Services provided by technology providers, as well as by system integrators, include valuable technical assistance with computing infrastructure, networking, communications, customization and applications integration. "These areas are absolutely necessary for installing and running the PLM software in conjunction with other business systems and applications," explained Amann. "User companies may not have the time, resources or expertise to adequately handle these responsibilities."
Beyond technical assistance, service providers also perform increasing levels of process evaluation and organization consulting, which is highly effective in leveraging PLM to achieve a company's particular business objectives, Amann added.
According to Amann, good service providers base their work on sets of best practices established through years of experience with similar companies, usually in the same industry. This is a significant value to companies struggling to find the best ways to improve their business operations. "Applying best practices and methods enabled with PLM technologies and solutions unleashes the full potential of a company's people and partners to deliver innovation of a business and its products," said Amann.
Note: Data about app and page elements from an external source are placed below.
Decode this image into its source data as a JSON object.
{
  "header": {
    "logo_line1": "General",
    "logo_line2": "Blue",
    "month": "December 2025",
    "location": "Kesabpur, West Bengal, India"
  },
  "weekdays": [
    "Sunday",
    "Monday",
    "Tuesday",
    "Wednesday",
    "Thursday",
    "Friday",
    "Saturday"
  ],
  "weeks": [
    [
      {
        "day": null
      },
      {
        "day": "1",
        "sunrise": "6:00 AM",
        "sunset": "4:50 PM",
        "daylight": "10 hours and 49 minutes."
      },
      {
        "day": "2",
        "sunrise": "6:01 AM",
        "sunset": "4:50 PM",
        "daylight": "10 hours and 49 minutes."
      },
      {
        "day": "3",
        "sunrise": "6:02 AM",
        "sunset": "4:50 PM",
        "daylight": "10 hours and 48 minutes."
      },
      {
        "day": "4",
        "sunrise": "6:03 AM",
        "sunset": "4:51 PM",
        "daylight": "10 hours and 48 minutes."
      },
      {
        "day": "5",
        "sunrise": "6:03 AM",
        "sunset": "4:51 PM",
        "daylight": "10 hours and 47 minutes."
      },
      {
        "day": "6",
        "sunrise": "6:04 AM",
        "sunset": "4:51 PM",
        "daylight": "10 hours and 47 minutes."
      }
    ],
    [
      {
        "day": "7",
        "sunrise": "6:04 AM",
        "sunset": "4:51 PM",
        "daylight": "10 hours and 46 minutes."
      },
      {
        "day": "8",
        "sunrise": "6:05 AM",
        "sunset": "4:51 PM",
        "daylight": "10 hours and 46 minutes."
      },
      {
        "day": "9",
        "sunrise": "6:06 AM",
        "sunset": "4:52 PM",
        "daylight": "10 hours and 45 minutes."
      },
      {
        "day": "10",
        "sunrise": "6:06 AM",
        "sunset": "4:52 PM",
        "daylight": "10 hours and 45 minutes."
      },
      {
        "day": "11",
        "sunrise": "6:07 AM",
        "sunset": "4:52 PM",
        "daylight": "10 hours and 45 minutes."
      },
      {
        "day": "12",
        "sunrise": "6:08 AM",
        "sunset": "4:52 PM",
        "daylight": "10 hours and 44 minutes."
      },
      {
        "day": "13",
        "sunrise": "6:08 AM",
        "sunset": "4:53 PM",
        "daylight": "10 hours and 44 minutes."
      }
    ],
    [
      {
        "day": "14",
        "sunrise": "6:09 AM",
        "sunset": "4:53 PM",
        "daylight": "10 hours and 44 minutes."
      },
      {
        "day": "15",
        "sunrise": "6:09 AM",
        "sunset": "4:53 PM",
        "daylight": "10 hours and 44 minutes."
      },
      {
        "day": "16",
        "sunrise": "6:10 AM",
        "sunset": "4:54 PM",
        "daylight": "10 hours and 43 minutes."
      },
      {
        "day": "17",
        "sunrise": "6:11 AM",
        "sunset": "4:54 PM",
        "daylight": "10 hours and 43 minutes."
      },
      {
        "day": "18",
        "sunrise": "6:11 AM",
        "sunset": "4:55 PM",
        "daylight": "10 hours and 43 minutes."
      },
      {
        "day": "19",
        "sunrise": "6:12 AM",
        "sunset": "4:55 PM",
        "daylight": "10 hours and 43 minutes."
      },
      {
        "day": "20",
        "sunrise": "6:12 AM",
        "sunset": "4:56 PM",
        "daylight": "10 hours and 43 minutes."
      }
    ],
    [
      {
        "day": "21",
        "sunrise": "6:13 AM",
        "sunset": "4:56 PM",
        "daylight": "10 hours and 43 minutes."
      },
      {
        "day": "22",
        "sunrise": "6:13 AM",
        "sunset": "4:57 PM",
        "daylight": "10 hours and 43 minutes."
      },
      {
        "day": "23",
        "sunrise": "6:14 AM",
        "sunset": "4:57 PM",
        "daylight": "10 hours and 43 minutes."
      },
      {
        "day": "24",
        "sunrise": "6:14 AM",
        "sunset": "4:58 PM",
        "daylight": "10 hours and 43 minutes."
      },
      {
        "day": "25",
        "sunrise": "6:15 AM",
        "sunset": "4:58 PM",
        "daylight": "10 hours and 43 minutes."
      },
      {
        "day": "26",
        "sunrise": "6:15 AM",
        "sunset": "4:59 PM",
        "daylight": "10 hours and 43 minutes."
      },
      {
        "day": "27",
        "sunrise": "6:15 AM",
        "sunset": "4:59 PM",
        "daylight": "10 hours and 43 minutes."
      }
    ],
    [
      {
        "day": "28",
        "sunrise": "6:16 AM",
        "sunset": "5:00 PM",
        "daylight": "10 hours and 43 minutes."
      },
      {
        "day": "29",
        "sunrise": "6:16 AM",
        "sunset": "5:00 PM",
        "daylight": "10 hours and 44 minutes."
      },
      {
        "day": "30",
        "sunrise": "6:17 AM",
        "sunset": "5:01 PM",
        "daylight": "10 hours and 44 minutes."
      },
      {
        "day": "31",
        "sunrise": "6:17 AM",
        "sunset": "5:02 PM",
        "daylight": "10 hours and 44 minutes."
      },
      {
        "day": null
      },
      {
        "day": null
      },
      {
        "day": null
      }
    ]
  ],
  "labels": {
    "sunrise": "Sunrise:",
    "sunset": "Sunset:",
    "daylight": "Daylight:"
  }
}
CIMdata's 2002 PLM Market Analysis Report provides an analysis of the 2002 PLM market, with specific emphasis on the cPDm portion of the market across a variety of segments. The report also identifies market trends and forecasts the market for 2003 through 2007.
CIMdata defines PLM as a strategic business approach that applies a consistent set of business solutions in support of the collaborative creation, management, dissemination and use of product definition information across the extended enterprise from concept to end of life, integrating people, processes, business systems and information.
PLM forms the product information backbone for a company and its extended enterprise. It is composed of multiple elements including: foundation technologies and standards (e.g., XML, visualization, collaboration and enterprise application integration), information authoring tools (e.g., MCAD, ECAD and technical publishing), core functions (e.g., data vaults, document and content management, workflow and program management), functional applications (e.g., configuration management) and business solutions built on the other elements and augmented with appropriate best practices methodologies for use.